A heated argument is taking place about the morality, benefit, and value of traveling to Palestine to witness firsthand what Palestinians are facing in the context of prolonged Israeli military occupation. Assuming these travelers are well-intentioned and want to see Israel’s military occupation for what it is, what they get in the best case is a brief glimpse of the Palestinians’ current reality. They will not come close to learning in any depth about the full lived experience of Palestinians, let alone acquiring a comprehensive understanding of the Palestinian narrative.
By force or otherwise and over several generations, Israel has succeeded beyond its founders’ wildest dreams and in broad daylight to fragment the Palestinian community geographically, socially, economically, and politically. For an authentic engagement with the Palestinian narrative, one would need to also visit Israel, Lebanon, Jordan, Syria, Iraq, Kuwait, Denmark, Germany, the US, the UK, Canada, Chile, Brazil, and Venezuela, to name just a few. Visitors would also need to spend some time visiting Israeli prisons to meet a growing number of Palestinian political prisoners being detained, hundreds without charge, and some for 10, 20, 30 years or more.
A full understanding of what Palestinians have been put through since the founding of Israel and what they are facing today in each of their fragmented places of existence would be unbearable for the average person, mentally and emotionally. Indeed, a full comprehension of what they face is also more than what most of today’s traumatized generation of Palestinians are willing to consciously entertain as they endeavor somehow to carve a meaningful life in a cruel and demeaning reality.
“Ethical tourism” to Apartheid
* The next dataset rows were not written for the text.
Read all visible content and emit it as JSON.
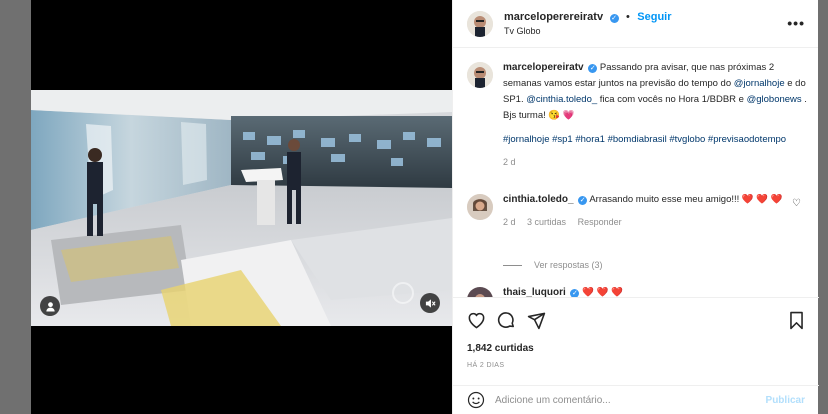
{
  "post": {
    "author": "marceloperereiratv",
    "follow_label": "Seguir",
    "dot": "•",
    "location": "Tv Globo",
    "more_label": "•••"
  },
  "caption": {
    "author": "marcelopereiratv",
    "text_1": "Passando pra avisar, que nas próximas 2 semanas vamos estar juntos na previsão do tempo do ",
    "mention_1": "@jornalhoje",
    "text_2": " e do SP1. ",
    "mention_2": "@cinthia.toledo_",
    "text_3": " fica com vocês no Hora 1/BDBR e ",
    "mention_3": "@globonews",
    "text_4": " . Bjs turma! 😘 💗",
    "hashtags": "#jornalhoje #sp1 #hora1 #bomdiabrasil #tvglobo #previsaodotempo",
    "age": "2 d"
  },
  "comments": [
    {
      "author": "cinthia.toledo_",
      "text": "Arrasando muito esse meu amigo!!! ❤️ ❤️ ❤️",
      "age": "2 d",
      "likes": "3 curtidas",
      "reply_label": "Responder",
      "replies_label": "Ver respostas (3)"
    },
    {
      "author": "thais_luquori",
      "text": "❤️ ❤️ ❤️"
    }
  ],
  "stats": {
    "likes": "1,842 curtidas",
    "posted": "HÁ 2 DIAS"
  },
  "composer": {
    "placeholder": "Adicione um comentário...",
    "publish_label": "Publicar"
  },
  "colors": {
    "accent": "#0095f6",
    "verified": "#3897f0",
    "heart": "#ed4956"
  },
  "icons": [
    "user-tag-icon",
    "mute-icon",
    "verified-icon",
    "more-icon",
    "heart-icon",
    "comment-icon",
    "share-icon",
    "bookmark-icon",
    "emoji-icon"
  ]
}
This debate on “ethical tourism” to Palestine/Israel is most apparent in Jewish communities around the world and, in particular, in the American Jewish world. American columnist, journalist, and political commentator Peter Beinart recently hosted me on a panel about this very topic, The Ethics of Organized Travel between the River and the Sea.